Task requirements ▸ Pictures aside, write out every record exactly as it appears.

Data about app and page elements
Start of Block

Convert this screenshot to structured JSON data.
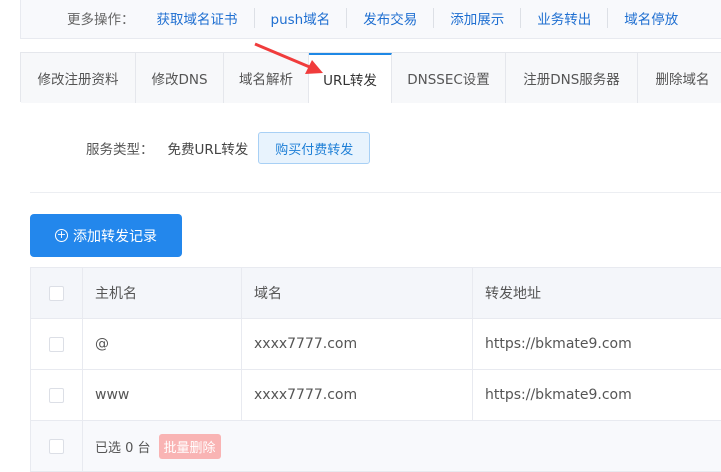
{
  "more_actions": {
    "label": "更多操作：",
    "links": [
      "获取域名证书",
      "push域名",
      "发布交易",
      "添加展示",
      "业务转出",
      "域名停放"
    ]
  },
  "tabs": [
    "修改注册资料",
    "修改DNS",
    "域名解析",
    "URL转发",
    "DNSSEC设置",
    "注册DNS服务器",
    "删除域名"
  ],
  "active_tab": "URL转发",
  "service": {
    "label": "服务类型：",
    "value": "免费URL转发",
    "buy_button": "购买付费转发"
  },
  "add_button": "添加转发记录",
  "table": {
    "headers": [
      "主机名",
      "域名",
      "转发地址"
    ],
    "rows": [
      [
        "@",
        "xxxx7777.com",
        "https://bkmate9.com"
      ],
      [
        "www",
        "xxxx7777.com",
        "https://bkmate9.com"
      ]
    ],
    "footer": {
      "selected": "已选 0 台",
      "bulk_delete": "批量删除"
    }
  },
  "colors": {
    "primary": "#2387ec",
    "annotation_arrow": "#f03c3c"
  }
}
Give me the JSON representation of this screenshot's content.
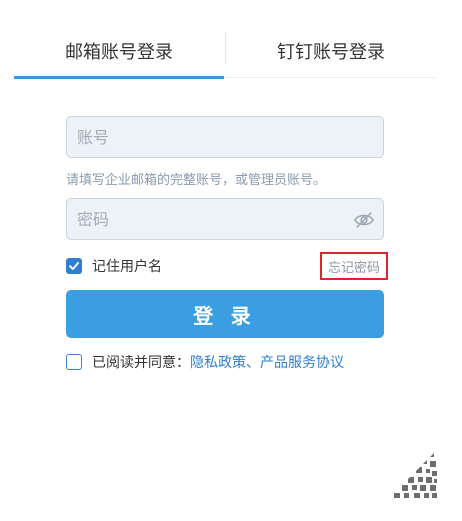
{
  "tabs": {
    "mail_login": "邮箱账号登录",
    "dingtalk_login": "钉钉账号登录"
  },
  "account": {
    "placeholder": "账号",
    "hint": "请填写企业邮箱的完整账号，或管理员账号。"
  },
  "password": {
    "placeholder": "密码",
    "visibility_icon": "eye-off-icon"
  },
  "remember": {
    "label": "记住用户名",
    "checked": true
  },
  "forgot_password": "忘记密码",
  "login_button": "登 录",
  "agreement": {
    "checked": false,
    "prefix": "已阅读并同意：",
    "privacy_link": "隐私政策",
    "separator": "、",
    "service_link": "产品服务协议"
  },
  "qr_icon": "qr-code-icon",
  "colors": {
    "accent": "#3a9ee0",
    "link": "#2f7fd1",
    "highlight_border": "#d9272e"
  }
}
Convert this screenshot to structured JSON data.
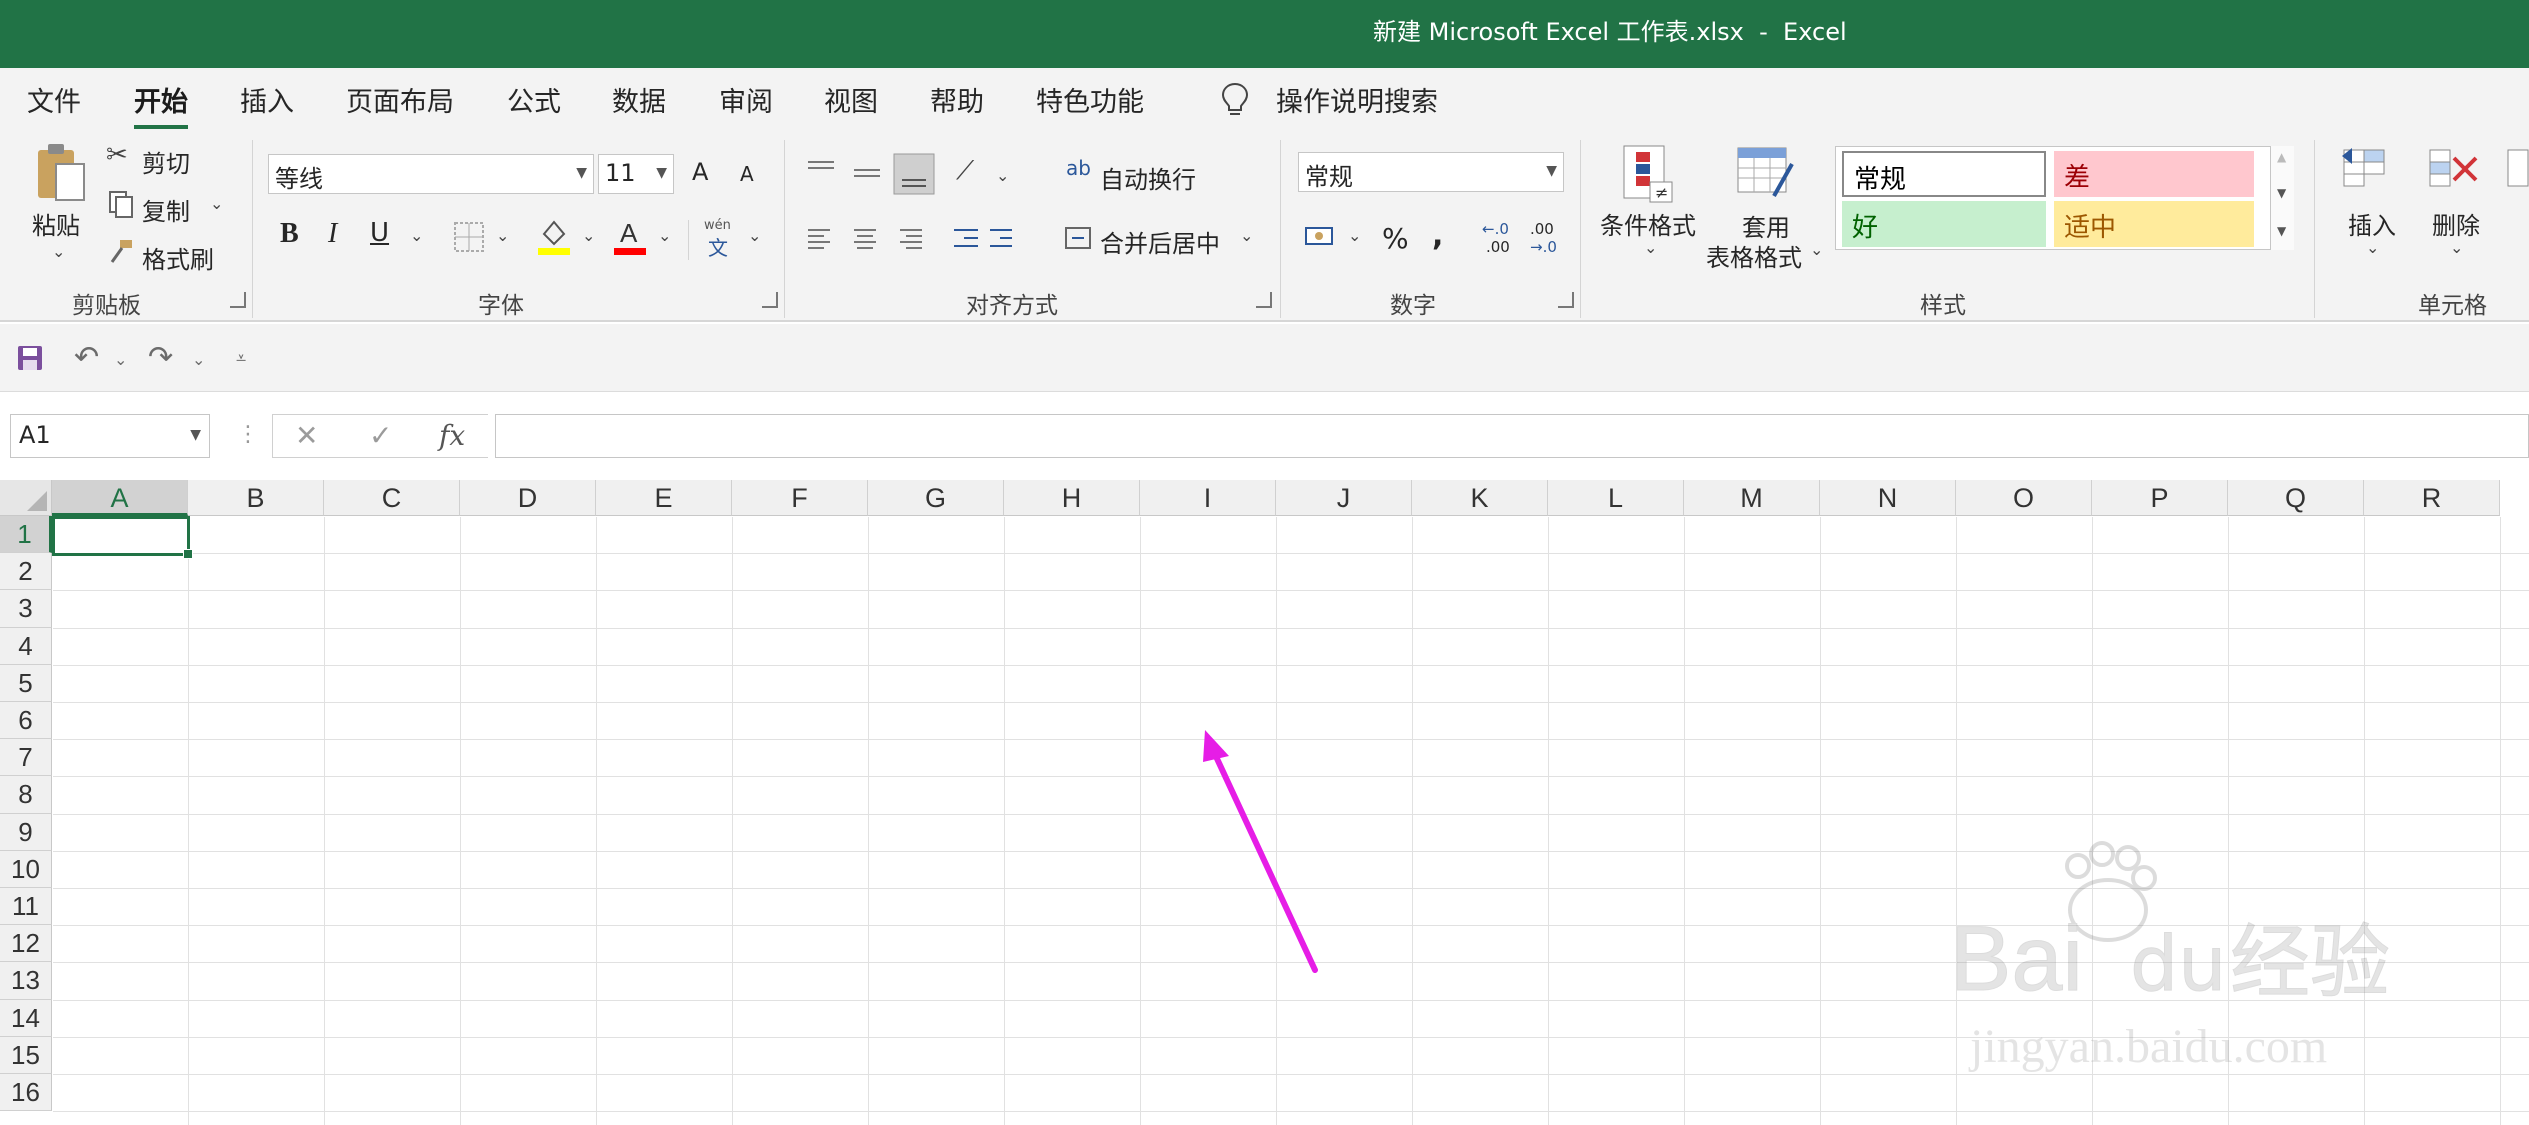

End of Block

Task solution ▸
Convert this screenshot to structured JSON data.
{
  "more_actions": {
    "label": "更多操作：",
    "links": [
      "获取域名证书",
      "push域名",
      "发布交易",
      "添加展示",
      "业务转出",
      "域名停放"
    ]
  },
  "tabs": [
    "修改注册资料",
    "修改DNS",
    "域名解析",
    "URL转发",
    "DNSSEC设置",
    "注册DNS服务器",
    "删除域名"
  ],
  "active_tab": "URL转发",
  "service": {
    "label": "服务类型：",
    "value": "免费URL转发",
    "buy_button": "购买付费转发"
  },
  "add_button": "添加转发记录",
  "table": {
    "headers": [
      "主机名",
      "域名",
      "转发地址"
    ],
    "rows": [
      [
        "@",
        "xxxx7777.com",
        "https://bkmate9.com"
      ],
      [
        "www",
        "xxxx7777.com",
        "https://bkmate9.com"
      ]
    ],
    "footer": {
      "selected": "已选 0 台",
      "bulk_delete": "批量删除"
    }
  },
  "colors": {
    "primary": "#2387ec",
    "annotation_arrow": "#f03c3c"
  }
}
Give me the JSON representation of this screenshot's content.
{
  "tabs": {
    "mail_login": "邮箱账号登录",
    "dingtalk_login": "钉钉账号登录"
  },
  "account": {
    "placeholder": "账号",
    "hint": "请填写企业邮箱的完整账号，或管理员账号。"
  },
  "password": {
    "placeholder": "密码",
    "visibility_icon": "eye-off-icon"
  },
  "remember": {
    "label": "记住用户名",
    "checked": true
  },
  "forgot_password": "忘记密码",
  "login_button": "登 录",
  "agreement": {
    "checked": false,
    "prefix": "已阅读并同意：",
    "privacy_link": "隐私政策",
    "separator": "、",
    "service_link": "产品服务协议"
  },
  "qr_icon": "qr-code-icon",
  "colors": {
    "accent": "#3a9ee0",
    "link": "#2f7fd1",
    "highlight_border": "#d9272e"
  }
}
Convert this screenshot to structured JSON data.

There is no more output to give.